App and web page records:
################
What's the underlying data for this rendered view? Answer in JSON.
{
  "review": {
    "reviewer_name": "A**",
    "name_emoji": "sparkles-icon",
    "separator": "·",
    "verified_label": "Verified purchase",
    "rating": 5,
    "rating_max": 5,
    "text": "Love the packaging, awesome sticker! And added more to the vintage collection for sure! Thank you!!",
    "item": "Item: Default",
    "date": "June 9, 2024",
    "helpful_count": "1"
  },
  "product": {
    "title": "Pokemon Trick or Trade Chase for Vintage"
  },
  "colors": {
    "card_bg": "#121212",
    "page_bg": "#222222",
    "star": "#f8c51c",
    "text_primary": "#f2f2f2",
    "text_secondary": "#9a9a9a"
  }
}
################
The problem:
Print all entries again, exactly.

Response for this exercise:
What's the underlying data for this rendered view? Answer in JSON.
{
  "review": {
    "reviewer_name": "A**",
    "name_emoji": "sparkles-icon",
    "separator": "·",
    "verified_label": "Verified purchase",
    "rating": 5,
    "rating_max": 5,
    "text": "Love the packaging, awesome sticker! And added more to the vintage collection for sure! Thank you!!",
    "item": "Item: Default",
    "date": "June 9, 2024",
    "helpful_count": "1"
  },
  "product": {
    "title": "Pokemon Trick or Trade Chase for Vintage"
  },
  "colors": {
    "card_bg": "#121212",
    "page_bg": "#222222",
    "star": "#f8c51c",
    "text_primary": "#f2f2f2",
    "text_secondary": "#9a9a9a"
  }
}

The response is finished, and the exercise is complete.